■ Input for this task:
===============
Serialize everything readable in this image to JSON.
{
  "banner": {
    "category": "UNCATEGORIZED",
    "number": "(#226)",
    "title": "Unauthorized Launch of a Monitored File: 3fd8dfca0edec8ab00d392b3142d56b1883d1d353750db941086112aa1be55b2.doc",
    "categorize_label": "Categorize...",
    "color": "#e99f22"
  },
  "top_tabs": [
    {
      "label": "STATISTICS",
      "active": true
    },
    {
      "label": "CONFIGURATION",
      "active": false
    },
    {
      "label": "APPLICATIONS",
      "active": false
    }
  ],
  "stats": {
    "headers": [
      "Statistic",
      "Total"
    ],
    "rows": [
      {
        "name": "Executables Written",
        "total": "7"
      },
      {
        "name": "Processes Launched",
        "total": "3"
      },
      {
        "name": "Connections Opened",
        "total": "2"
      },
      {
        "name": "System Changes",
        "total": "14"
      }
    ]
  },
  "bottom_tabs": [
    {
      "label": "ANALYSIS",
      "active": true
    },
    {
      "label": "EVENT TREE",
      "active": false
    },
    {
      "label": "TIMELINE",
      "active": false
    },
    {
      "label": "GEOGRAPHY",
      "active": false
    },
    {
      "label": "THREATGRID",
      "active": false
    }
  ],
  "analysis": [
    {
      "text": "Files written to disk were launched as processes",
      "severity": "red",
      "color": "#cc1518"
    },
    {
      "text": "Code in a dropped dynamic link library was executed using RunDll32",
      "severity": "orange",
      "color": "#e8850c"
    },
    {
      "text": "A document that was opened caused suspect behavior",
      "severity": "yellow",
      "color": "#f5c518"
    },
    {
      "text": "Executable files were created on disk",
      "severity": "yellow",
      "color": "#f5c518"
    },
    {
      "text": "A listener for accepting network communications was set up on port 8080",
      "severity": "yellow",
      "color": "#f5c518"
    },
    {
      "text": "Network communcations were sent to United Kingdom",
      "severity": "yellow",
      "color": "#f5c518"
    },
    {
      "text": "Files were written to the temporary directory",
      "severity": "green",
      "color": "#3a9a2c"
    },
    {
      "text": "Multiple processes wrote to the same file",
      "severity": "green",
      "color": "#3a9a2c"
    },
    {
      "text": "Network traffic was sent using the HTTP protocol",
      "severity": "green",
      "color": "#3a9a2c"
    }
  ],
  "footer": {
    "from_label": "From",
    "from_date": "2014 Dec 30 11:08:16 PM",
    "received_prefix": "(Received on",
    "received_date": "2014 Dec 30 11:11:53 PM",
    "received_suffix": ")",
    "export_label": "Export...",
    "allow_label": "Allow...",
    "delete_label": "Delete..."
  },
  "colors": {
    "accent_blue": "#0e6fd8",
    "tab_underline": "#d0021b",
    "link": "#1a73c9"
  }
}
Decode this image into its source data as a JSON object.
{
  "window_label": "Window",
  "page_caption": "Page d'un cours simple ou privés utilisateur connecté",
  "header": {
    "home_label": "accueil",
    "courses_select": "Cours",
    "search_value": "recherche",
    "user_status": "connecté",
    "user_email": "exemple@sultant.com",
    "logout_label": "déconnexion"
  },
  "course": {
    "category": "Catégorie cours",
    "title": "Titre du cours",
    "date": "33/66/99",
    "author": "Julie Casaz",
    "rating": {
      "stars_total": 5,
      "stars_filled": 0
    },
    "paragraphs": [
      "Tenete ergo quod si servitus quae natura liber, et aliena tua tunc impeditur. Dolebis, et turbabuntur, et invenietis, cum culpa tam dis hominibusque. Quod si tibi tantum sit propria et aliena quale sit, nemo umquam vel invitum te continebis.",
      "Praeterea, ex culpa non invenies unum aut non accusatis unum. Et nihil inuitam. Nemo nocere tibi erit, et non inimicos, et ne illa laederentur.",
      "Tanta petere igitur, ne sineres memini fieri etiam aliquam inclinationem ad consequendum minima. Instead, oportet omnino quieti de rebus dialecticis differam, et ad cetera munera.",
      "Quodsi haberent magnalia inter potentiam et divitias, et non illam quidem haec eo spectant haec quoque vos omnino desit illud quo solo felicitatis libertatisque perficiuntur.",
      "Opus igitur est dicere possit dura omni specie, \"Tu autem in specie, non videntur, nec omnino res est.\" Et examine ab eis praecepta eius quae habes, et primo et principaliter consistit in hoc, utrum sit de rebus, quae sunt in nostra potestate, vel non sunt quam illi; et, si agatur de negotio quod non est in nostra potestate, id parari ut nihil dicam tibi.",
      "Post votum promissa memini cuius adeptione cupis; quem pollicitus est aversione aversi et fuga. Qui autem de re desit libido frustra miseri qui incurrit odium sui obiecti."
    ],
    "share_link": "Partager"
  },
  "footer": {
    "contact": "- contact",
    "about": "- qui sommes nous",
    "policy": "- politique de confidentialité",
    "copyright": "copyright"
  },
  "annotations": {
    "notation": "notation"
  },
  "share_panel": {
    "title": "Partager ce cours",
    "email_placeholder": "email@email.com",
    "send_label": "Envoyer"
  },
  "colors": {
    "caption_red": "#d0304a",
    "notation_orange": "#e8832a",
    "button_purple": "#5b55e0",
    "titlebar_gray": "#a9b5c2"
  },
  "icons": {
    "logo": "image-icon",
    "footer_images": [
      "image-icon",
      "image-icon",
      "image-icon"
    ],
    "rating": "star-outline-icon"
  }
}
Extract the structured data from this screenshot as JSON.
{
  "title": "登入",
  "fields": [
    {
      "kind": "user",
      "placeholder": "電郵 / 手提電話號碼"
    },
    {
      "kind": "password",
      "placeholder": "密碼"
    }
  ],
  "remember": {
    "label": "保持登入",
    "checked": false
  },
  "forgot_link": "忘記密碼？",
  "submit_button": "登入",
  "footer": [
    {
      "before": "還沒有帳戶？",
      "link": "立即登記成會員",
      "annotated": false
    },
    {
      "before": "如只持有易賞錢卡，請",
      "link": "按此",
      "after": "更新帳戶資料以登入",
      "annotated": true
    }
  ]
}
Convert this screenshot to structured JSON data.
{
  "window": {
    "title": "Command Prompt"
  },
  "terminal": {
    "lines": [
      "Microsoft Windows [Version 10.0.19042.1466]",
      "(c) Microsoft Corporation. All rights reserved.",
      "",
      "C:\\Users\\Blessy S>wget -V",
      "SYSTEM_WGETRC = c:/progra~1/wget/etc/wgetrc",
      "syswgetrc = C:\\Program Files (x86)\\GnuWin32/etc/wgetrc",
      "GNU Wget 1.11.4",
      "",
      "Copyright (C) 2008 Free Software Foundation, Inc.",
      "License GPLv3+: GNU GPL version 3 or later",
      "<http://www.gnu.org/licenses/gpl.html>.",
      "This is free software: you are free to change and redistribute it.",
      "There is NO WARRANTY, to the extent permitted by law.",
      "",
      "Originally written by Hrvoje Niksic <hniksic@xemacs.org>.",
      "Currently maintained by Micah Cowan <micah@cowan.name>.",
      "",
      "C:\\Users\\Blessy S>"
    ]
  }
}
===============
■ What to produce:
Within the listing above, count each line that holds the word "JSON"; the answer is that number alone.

■ Solution:
4